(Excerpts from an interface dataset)
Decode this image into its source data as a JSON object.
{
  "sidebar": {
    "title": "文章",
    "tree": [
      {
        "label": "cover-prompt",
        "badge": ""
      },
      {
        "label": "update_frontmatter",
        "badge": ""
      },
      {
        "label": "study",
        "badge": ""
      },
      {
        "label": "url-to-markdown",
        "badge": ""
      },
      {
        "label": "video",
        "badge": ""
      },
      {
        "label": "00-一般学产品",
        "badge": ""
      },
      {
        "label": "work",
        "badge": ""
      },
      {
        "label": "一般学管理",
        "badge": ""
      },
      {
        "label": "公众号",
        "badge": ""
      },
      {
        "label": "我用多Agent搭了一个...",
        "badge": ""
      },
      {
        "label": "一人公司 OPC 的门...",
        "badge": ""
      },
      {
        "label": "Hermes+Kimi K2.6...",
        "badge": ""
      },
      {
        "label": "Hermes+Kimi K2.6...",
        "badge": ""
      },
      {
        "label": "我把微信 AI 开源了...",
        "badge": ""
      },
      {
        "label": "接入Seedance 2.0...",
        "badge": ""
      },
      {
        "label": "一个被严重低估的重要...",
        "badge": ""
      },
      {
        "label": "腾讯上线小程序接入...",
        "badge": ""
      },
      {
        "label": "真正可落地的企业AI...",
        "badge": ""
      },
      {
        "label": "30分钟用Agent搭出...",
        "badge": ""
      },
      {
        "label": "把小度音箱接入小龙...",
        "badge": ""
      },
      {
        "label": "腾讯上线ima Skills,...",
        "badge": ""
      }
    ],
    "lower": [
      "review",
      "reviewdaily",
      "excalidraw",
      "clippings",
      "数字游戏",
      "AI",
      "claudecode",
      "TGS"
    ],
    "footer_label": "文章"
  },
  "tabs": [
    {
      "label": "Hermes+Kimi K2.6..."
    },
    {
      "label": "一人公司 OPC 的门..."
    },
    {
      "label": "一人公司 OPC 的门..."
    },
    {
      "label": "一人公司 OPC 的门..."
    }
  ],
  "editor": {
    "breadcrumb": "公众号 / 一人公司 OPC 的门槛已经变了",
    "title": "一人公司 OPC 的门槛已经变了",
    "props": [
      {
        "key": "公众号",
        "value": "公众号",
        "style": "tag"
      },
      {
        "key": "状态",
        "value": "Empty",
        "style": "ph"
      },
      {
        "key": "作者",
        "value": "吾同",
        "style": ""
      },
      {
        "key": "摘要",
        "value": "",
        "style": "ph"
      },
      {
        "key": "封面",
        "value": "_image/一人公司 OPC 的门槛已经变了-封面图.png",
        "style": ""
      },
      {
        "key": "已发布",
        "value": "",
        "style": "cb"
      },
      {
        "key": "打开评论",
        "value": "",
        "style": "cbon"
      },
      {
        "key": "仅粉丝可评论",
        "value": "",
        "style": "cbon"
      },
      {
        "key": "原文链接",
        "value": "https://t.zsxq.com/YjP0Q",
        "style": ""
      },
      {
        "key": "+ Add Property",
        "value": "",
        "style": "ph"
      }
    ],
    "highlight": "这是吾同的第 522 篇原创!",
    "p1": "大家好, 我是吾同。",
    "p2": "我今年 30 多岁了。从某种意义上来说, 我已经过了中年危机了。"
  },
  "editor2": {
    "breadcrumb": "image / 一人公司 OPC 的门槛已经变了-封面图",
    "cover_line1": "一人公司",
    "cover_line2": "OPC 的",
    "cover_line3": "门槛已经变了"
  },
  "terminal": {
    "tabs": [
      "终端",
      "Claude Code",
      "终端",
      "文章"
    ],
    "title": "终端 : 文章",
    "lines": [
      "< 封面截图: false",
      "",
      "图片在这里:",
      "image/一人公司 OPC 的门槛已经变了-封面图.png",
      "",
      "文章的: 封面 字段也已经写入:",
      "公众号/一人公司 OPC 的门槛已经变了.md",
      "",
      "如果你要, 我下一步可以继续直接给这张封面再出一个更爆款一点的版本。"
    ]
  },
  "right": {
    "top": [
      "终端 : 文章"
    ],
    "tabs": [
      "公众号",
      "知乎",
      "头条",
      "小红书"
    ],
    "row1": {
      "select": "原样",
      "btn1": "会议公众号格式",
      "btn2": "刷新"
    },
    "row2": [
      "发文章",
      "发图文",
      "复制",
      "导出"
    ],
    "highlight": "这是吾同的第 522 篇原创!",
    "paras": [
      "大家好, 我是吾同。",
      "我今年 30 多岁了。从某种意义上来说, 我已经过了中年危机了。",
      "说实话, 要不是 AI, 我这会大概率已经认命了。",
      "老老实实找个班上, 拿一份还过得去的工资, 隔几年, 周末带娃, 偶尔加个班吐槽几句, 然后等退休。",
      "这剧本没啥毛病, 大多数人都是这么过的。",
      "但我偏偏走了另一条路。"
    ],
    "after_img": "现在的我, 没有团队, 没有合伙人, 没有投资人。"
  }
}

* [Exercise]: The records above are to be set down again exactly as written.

* [Response for this exercise]:
Decode this image into its source data as a JSON object.
{
  "sidebar": {
    "title": "文章",
    "tree": [
      {
        "label": "cover-prompt",
        "badge": ""
      },
      {
        "label": "update_frontmatter",
        "badge": ""
      },
      {
        "label": "study",
        "badge": ""
      },
      {
        "label": "url-to-markdown",
        "badge": ""
      },
      {
        "label": "video",
        "badge": ""
      },
      {
        "label": "00-一般学产品",
        "badge": ""
      },
      {
        "label": "work",
        "badge": ""
      },
      {
        "label": "一般学管理",
        "badge": ""
      },
      {
        "label": "公众号",
        "badge": ""
      },
      {
        "label": "我用多Agent搭了一个...",
        "badge": ""
      },
      {
        "label": "一人公司 OPC 的门...",
        "badge": ""
      },
      {
        "label": "Hermes+Kimi K2.6...",
        "badge": ""
      },
      {
        "label": "Hermes+Kimi K2.6...",
        "badge": ""
      },
      {
        "label": "我把微信 AI 开源了...",
        "badge": ""
      },
      {
        "label": "接入Seedance 2.0...",
        "badge": ""
      },
      {
        "label": "一个被严重低估的重要...",
        "badge": ""
      },
      {
        "label": "腾讯上线小程序接入...",
        "badge": ""
      },
      {
        "label": "真正可落地的企业AI...",
        "badge": ""
      },
      {
        "label": "30分钟用Agent搭出...",
        "badge": ""
      },
      {
        "label": "把小度音箱接入小龙...",
        "badge": ""
      },
      {
        "label": "腾讯上线ima Skills,...",
        "badge": ""
      }
    ],
    "lower": [
      "review",
      "reviewdaily",
      "excalidraw",
      "clippings",
      "数字游戏",
      "AI",
      "claudecode",
      "TGS"
    ],
    "footer_label": "文章"
  },
  "tabs": [
    {
      "label": "Hermes+Kimi K2.6..."
    },
    {
      "label": "一人公司 OPC 的门..."
    },
    {
      "label": "一人公司 OPC 的门..."
    },
    {
      "label": "一人公司 OPC 的门..."
    }
  ],
  "editor": {
    "breadcrumb": "公众号 / 一人公司 OPC 的门槛已经变了",
    "title": "一人公司 OPC 的门槛已经变了",
    "props": [
      {
        "key": "公众号",
        "value": "公众号",
        "style": "tag"
      },
      {
        "key": "状态",
        "value": "Empty",
        "style": "ph"
      },
      {
        "key": "作者",
        "value": "吾同",
        "style": ""
      },
      {
        "key": "摘要",
        "value": "",
        "style": "ph"
      },
      {
        "key": "封面",
        "value": "_image/一人公司 OPC 的门槛已经变了-封面图.png",
        "style": ""
      },
      {
        "key": "已发布",
        "value": "",
        "style": "cb"
      },
      {
        "key": "打开评论",
        "value": "",
        "style": "cbon"
      },
      {
        "key": "仅粉丝可评论",
        "value": "",
        "style": "cbon"
      },
      {
        "key": "原文链接",
        "value": "https://t.zsxq.com/YjP0Q",
        "style": ""
      },
      {
        "key": "+ Add Property",
        "value": "",
        "style": "ph"
      }
    ],
    "highlight": "这是吾同的第 522 篇原创!",
    "p1": "大家好, 我是吾同。",
    "p2": "我今年 30 多岁了。从某种意义上来说, 我已经过了中年危机了。"
  },
  "editor2": {
    "breadcrumb": "image / 一人公司 OPC 的门槛已经变了-封面图",
    "cover_line1": "一人公司",
    "cover_line2": "OPC 的",
    "cover_line3": "门槛已经变了"
  },
  "terminal": {
    "tabs": [
      "终端",
      "Claude Code",
      "终端",
      "文章"
    ],
    "title": "终端 : 文章",
    "lines": [
      "< 封面截图: false",
      "",
      "图片在这里:",
      "image/一人公司 OPC 的门槛已经变了-封面图.png",
      "",
      "文章的: 封面 字段也已经写入:",
      "公众号/一人公司 OPC 的门槛已经变了.md",
      "",
      "如果你要, 我下一步可以继续直接给这张封面再出一个更爆款一点的版本。"
    ]
  },
  "right": {
    "top": [
      "终端 : 文章"
    ],
    "tabs": [
      "公众号",
      "知乎",
      "头条",
      "小红书"
    ],
    "row1": {
      "select": "原样",
      "btn1": "会议公众号格式",
      "btn2": "刷新"
    },
    "row2": [
      "发文章",
      "发图文",
      "复制",
      "导出"
    ],
    "highlight": "这是吾同的第 522 篇原创!",
    "paras": [
      "大家好, 我是吾同。",
      "我今年 30 多岁了。从某种意义上来说, 我已经过了中年危机了。",
      "说实话, 要不是 AI, 我这会大概率已经认命了。",
      "老老实实找个班上, 拿一份还过得去的工资, 隔几年, 周末带娃, 偶尔加个班吐槽几句, 然后等退休。",
      "这剧本没啥毛病, 大多数人都是这么过的。",
      "但我偏偏走了另一条路。"
    ],
    "after_img": "现在的我, 没有团队, 没有合伙人, 没有投资人。"
  }
}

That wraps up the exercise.